The first four states to go to the polls on Tuesday will give the GOP a huge advantage in both states.
It is the most-conservative state in the nation.
The first three are in the Deep South, while the fourth is in the Midwest.
They are the four states that will decide the 2016 election.
Here’s what you need to know about the races.
[Alabama] The first time the Supreme Court struck down the Voting Rights Act in 2014, Alabama’s legislature enacted a law requiring people of color and people who are elderly or disabled to show a government-issued photo ID.
But the law was challenged and was struck down in the Alabama Supreme Court.
That same year, Republican Attorney General Luther Strange was sworn in, and his term lasted only five months.
In his first year, he oversaw the elimination of several state regulations aimed at keeping voting machines from poll workers and voting equipment from being moved to new locations.
Strange’s biggest accomplishment in office was the passage of an omnibus budget that cut nearly $100 million from the state’s $1.1 billion education budget.
The state legislature also approved a $500 million education bond to be paid back through property tax increases.
The next year, the state legislature passed a similar measure.
The legislature also enacted a $200 million property tax hike, and in 2018 the legislature passed another property tax increase, this time to fund the construction of a new school.
This year, Strange appointed a new state board of education, a Republican appointed by Gov.
Strange then proceeded to pass a slew of anti-immigrant and anti-union legislation, which he said would put public schools in danger of losing federal funding.
[Missouri] The next state to go is in Missouri, which was one of the first to approve the Voting Right Act.
The law was passed in 1965 to restrict voting restrictions in the state.
The new law was a response to the 1968 riots in the South that saw more than 1,000 people shot and killed.
In 2015, a federal appeals court ruled that the law violated the Voting War Veterans Act, which prevents discrimination against African Americans.
After a year of legal wrangling and a protracted legal fight, Missouri Gov.
Eric Greitens signed the Voting Integrity Act into law in May 2017.
The act requires voting machines in the country’s 67 largest counties to be made from steel and that any changes to those machines should be approved by a federal commission.
It also requires voter registration cards to be affixed to all voting machines, with the voter’s name and address on them.
Missouri’s voting machine manufacturer, Precision Machinery, has not been charged with any crimes related to its use of a voting system that is not in compliance with the act.
The Voting Rights Commission has fined the company $1,000.
[Tennessee] Tennessee Gov.
Bill Haslam signed the Shelby County Integrity Restoration Act into statute on Tuesday.
The bill requires county election boards to provide a list of people to whom the voter has voted in every election, including all names, addresses, and birth dates of deceased people and felons, and the names of deceased voters who have died.
The list also includes information about where the person lived and worked, if they lived outside of Tennessee and were active in the community, and their last known address.

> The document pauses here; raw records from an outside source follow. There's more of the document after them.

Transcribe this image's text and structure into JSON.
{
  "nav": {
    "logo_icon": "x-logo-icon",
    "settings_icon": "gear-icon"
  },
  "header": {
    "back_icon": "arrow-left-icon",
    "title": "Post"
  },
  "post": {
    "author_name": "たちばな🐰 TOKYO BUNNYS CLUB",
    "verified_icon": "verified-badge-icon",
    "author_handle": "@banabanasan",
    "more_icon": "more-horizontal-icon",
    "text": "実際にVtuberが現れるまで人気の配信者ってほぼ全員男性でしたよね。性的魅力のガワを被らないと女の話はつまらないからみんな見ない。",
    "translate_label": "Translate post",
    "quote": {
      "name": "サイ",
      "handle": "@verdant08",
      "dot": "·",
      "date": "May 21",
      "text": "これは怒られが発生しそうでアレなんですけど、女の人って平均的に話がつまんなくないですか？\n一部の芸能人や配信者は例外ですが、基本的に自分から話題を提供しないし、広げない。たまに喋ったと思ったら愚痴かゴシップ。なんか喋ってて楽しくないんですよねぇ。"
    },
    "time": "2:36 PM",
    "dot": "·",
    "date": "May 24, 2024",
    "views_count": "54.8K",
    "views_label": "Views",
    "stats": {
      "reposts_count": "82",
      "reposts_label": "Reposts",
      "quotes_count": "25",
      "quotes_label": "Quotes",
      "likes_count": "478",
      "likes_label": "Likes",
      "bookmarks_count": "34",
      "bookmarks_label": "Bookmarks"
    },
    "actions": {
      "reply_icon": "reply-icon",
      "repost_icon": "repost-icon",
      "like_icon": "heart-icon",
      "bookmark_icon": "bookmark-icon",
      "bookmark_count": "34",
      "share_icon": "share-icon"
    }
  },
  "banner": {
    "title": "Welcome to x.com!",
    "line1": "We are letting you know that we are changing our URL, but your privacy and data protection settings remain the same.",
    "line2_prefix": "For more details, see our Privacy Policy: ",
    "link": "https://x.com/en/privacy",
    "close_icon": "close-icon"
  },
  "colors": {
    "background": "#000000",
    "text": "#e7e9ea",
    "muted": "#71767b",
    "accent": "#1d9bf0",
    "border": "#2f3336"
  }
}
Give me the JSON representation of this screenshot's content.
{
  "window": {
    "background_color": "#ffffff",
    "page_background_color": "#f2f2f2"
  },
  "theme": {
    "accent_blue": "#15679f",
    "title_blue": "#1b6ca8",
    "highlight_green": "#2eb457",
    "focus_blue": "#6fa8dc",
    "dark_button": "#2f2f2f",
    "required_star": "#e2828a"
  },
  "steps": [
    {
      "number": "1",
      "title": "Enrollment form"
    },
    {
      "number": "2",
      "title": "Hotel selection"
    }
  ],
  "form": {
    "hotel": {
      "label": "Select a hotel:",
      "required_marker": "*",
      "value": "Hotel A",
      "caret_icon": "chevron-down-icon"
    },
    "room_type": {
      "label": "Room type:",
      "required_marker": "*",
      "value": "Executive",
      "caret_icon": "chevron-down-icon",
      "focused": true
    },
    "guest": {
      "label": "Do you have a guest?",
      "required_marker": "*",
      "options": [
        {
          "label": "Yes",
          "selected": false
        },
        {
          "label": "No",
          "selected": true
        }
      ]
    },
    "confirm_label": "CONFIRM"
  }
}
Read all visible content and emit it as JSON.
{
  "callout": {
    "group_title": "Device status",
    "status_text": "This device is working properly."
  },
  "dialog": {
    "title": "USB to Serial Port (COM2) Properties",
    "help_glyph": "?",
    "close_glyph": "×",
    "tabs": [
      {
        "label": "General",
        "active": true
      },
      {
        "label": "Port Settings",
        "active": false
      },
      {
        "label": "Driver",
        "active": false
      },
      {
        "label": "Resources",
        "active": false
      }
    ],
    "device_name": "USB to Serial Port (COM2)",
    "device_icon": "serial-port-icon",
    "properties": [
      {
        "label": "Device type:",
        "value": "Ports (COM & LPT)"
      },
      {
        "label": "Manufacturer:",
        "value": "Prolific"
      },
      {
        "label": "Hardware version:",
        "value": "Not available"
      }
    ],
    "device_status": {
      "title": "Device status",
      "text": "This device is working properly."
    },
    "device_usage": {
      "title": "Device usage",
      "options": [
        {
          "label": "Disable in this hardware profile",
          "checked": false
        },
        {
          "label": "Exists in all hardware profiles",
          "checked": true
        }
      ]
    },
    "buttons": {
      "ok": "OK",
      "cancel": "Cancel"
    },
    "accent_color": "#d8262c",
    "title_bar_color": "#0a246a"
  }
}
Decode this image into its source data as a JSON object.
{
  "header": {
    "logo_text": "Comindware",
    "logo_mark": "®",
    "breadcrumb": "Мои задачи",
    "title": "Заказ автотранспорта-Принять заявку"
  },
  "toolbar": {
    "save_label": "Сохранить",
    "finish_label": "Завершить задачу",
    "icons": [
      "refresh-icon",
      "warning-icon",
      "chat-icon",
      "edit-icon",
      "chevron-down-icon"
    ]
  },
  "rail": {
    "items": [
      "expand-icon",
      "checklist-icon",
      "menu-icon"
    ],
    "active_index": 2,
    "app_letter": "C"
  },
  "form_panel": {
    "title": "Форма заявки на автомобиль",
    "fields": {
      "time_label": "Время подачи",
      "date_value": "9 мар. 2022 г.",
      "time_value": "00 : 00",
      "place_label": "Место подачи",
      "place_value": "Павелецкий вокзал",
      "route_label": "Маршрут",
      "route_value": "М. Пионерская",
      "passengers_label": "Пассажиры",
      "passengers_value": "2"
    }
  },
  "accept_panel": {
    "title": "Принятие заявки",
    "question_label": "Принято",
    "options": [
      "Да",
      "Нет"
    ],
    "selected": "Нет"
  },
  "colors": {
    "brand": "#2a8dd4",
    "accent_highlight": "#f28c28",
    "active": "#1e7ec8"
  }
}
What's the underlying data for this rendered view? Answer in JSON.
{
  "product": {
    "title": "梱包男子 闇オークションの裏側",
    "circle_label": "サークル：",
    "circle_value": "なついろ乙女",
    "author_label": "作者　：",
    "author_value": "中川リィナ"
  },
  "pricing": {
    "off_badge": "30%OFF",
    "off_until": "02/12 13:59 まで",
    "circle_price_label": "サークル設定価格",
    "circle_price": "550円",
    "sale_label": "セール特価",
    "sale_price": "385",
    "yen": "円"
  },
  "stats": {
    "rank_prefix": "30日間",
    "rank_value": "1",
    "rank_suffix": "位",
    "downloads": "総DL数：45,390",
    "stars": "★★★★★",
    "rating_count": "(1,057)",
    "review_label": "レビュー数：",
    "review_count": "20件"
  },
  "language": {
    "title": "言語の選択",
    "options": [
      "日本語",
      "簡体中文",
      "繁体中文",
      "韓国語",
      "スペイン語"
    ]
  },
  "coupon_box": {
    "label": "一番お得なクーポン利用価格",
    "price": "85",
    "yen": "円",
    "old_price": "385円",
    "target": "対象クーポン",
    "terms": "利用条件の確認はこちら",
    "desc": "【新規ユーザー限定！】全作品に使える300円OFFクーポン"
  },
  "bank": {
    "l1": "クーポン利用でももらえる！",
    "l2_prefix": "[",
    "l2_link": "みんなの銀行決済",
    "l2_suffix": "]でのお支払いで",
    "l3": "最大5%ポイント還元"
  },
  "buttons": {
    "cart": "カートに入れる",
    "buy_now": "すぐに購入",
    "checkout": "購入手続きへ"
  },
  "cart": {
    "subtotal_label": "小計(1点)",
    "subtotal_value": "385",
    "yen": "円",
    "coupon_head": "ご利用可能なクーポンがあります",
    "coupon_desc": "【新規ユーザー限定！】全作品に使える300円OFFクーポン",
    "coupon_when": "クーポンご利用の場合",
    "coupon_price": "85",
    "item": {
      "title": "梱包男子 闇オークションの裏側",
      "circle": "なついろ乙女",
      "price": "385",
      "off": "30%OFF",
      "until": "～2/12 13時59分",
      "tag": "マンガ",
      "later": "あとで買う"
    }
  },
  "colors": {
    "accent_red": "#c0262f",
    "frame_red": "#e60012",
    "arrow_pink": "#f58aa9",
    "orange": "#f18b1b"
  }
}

The secretary of state and secretary of the county board will also have to certify to the secretary of labor that the county’s election boards have complied with the law.
[Texas] The Texas state government is scheduled to vote on a bill Tuesday that would require voters to present photo ID when casting their ballots.
The measure was introduced by Republican state Rep. David Simpson and Democratic state Rep, Jose Rodriguez, who say that the bill will prevent voter fraud.
The Republican-controlled Legislature passed the bill in the spring.
But after a judge ruled that a section of the measure violated the National Voter Registration Act, the Legislature amended the law and the measure passed by a vote of 5-3.
The Texas Supreme Court has now taken up the matter.
[Arkansas] Arkansas Gov.
Asa Hutchinson has signed into law a bill that would mandate voters present photo identification when they vote in elections across the state, including on the day of the election.
The Arkansas Election Code would require the use of state-issued ID cards issued to voters who are at least 21 years old and who have not previously been required to present an ID.
Currently, the law requires voters to provide an ID, such as a driver’s license or utility bill, if asked to do so.
[Utah] Utah Governor Gary Herbert signed a bill into law Tuesday requiring voters to show photo identification in order to cast their ballots in the November election.
In 2016, the Supreme Judicial Court struck a section in the voter identification law that required voters to prove that they are not in violation of the law if they are able